By Dr, Selwyn R. Cudjoe
May 08, 2017
Villers-Cotterets, a small town in France, is about 75 kilometres north of Paris. On Sunday last, after having arrived at Gare du Nord, the main railway station in France, I traveled through the Retz forest and lush fields yellowed by the colza (canola) flowers on my way to Villers-Cotterets. I got to Villers-Cotterets in a heightened state of anticipation ready to explore the place in which Alexandre Dumas was born.
Villers-Cotterets is inundated with everything Dumas. A short walk from the train station—no more than 50 yards—takes one to 46 rue Alexandre Dumas (Andre Dumas Street) where one discovers a modest concrete mansion. A plaque on the front gate of this building announces: “Dans cette maison est ne Alexandre Dumas, Le 24 Julliet, 1802″ [Alexandre Dumas was born in this building on July 24, 1802”].
Although France honours its writers and its thinkers, Villers-Cotterets goes overboard in its adulation of the Dumases. There is an enormous statue of Alexandre Dumas at the centre of the town. The Alexandre Dumas café sits in the shadow of the statue. The Alexandre Dumas Museum is in walking distance from the house and the statue. Displayed on its wall is an enormous canvas of Thomas-Alexandre Dumas, the father, whose statute was destroyed in 1942.
Alex Dumas was one of the most decorated generals in Napoleon’s army. He was with Napoleon when he (Napoleon) invaded Egypt in 1798 to add to his glory. Andrew Hussey reminds us that Napoleon’s aggression with Egypt marked the start of “a French lust for all things Oriental that culminated in the acquisition—by force—of Algeria, Tunisia and Morocco.” All this aggression was conducted in the name of France’s “civilising mission” to the world (Andrew Hussey, The French Intifada).
General Dumas’ father married Marie Cessette, an enslaved Haitian woman, in 1762. His son, Alexandre, proudly proclaimed his blackness. And this is France’s problem. In spite of its claims to liberty, equality and fraternity it never fully integrated blacks and other minorities into its society. The French principle of laicité embedded in the French constitution, makes it “illegal to distinguish individuals on the grounds of their religion [or race]”.
I spent Sunday evening in Ville Blain, a hamlet of about 50 people, as the guest of Daniel and Thelma (not their real names) who were born in Ireland and the Netherlands respectively. Although they have lived in France for over 30 years, neither of them is eligible to vote in today’s election. They are citizens of the European Union. Their daughter Julia can. She became a French citizen a few weeks before her 16th birthday. Before that, she was considered Irish because of her father’s nationality. She had to apply for naturalisation to become a French citizen.
When I asked Julia who she was going to vote for in today’s election, she quietly announced she was going to vote for Emmanuel Macron although about 90 per cent of her fellow villagers voted for the National Front (NF) in the last election. Daniel says he and Thelma have never felt French even though they have lived in Ville Blain for over 30 years and brought up their three children there.

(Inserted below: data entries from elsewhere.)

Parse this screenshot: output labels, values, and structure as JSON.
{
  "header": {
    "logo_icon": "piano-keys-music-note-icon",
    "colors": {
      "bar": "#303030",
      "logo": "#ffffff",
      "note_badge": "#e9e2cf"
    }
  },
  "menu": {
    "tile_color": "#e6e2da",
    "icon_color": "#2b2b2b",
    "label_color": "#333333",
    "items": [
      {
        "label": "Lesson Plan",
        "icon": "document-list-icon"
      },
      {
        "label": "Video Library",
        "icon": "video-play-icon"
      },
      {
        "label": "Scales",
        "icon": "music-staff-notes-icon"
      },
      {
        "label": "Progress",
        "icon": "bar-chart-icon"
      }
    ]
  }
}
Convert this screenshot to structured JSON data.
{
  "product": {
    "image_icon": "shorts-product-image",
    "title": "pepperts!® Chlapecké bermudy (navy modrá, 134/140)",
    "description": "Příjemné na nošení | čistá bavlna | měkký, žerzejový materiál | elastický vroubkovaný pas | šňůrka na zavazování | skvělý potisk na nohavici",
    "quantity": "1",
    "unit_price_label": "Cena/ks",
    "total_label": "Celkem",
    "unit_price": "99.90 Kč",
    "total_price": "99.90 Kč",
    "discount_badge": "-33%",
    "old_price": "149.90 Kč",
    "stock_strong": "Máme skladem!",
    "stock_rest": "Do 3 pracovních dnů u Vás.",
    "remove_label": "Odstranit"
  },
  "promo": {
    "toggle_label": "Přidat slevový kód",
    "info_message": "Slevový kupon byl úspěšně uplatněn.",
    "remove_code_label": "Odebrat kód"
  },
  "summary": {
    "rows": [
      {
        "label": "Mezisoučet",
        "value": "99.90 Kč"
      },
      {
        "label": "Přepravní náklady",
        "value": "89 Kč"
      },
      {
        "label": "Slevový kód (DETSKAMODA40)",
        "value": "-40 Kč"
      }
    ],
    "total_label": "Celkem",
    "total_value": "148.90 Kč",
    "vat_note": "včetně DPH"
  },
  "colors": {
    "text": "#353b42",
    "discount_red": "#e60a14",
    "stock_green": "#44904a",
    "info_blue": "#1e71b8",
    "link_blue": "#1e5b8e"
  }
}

In France identity is a central question: who is French really matters. This is where Marine Le Pen and the NF come in. While walking along Alexandre Dumas Street, I was attracted to a poster that read: “Choisir La France. Grand Meeting Marine a’ Villepinte. Le 1er Mai-12 H. Parc des Exposition de Paris—Nord Hall 5B.” I learnt later that Villers-Cotterets supports Le Pen fully.
May 1 is Labour Day in France. For several years the NF has held its meeting in Paris to proclaim the virtues of what it means to be French. Its slogan, “Choisir Le France [Choose France or French First],” is analogous to Donald Trump’s slogan in the last US presidential election: “Make America Great Again” or “America First”. Some of us couldn’t help but read Trump’s slogan as “Make America White Again”.
A similar sentiment characterised the Brexit vote in June last year. I was in Britain when the Brexit vote occurred. The morning after the vote I asked two women—one black, the other white—who worked at Marks & Spencer what they thought about the outcome of the vote. They responded in unity: “It is a good thing for Britain. Too many people are coming to Britain.” Both of them believed immigrants were taking over their country thereby making Britain less British. Each woman wanted to reclaim her Britishness. I could not help but hear a trace of a West Indian accent in the black respondent.
On my trip from Gare du Nord to Villers-Cotterets I asked a French commuter (a woman) who she was voting for in the election. Unhesitatingly she declared: “Macron.”
“Why?” I asked her.
Her reply was instantaneous: “We do not want another Trump in this country.”
This is the urgency that grips French people as they vote today.
[On Tuesday, I will talk about Marine Le Pen’s political rally in Villepinte, Paris that I attended on Monday last].